This Report presents the findings from two surveys conducted by the Queensland Domestic Violence Services Network over a ten-day period in April (15 April to 24 April) and a two-week period in May 2020 (8 May to 22 May). The surveys sought to capture the professional views and experiences of practitioners responding to women experiencing violence during the period of COVID-19 restrictions in Queensland, Australia. Data collection for the Second Survey occurred during the Stage 1 easing of restrictions which began on 15 May, 2020.
The findings mirror and lend further support to Victorian research published in early June (Pfitzner, Fitz-Gibbon and True, 2020), and contribute to a growing evidence base in Australia and elsewhere which documents the impact of the COVID-19 pandemic on women and children’s safety, freedom from violence and help-seeking capabilities (see also Piquero et al., 2020; True, Davies and Stone, 2020). The Report also draws further attention to the innovations that have been required of practitioners responding to women experiencing violence during this period and the need to ensure that additional resources are devoted to supporting this work during the easing of restrictions and Australia’s recovery from the pandemic. In the final section of the Report we discuss the funding and resource implications of these findings.

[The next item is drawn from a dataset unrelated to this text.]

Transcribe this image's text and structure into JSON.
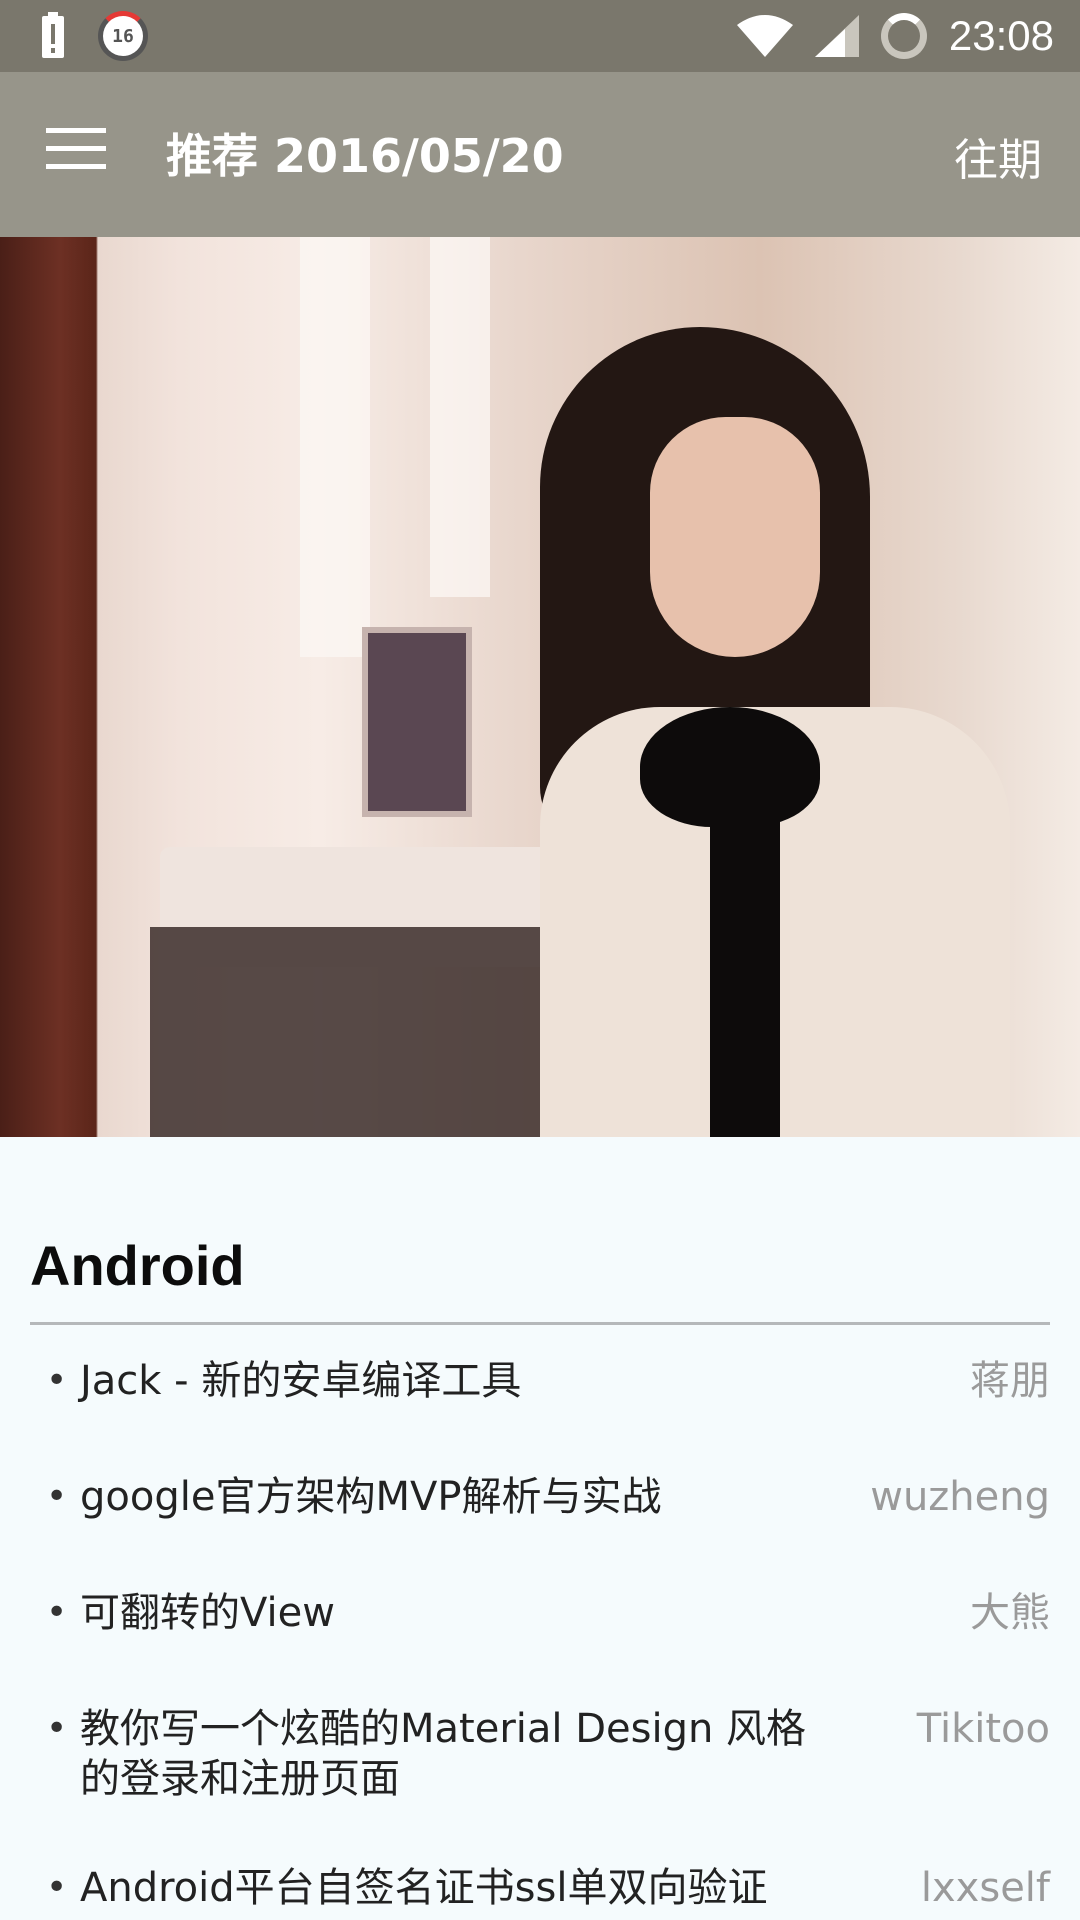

Pfitzner, N., Fitz-Gibbon, K., Meyer, S., and True, J. (2020). Responding to Queensland’s ‘shadow pandemic’ during the period of COVID-19 restrictions: practitioner views on the nature of and responses to violence against women. Monash Gender and Family Violence Prevention Centre, Monash University, Victoria, Australia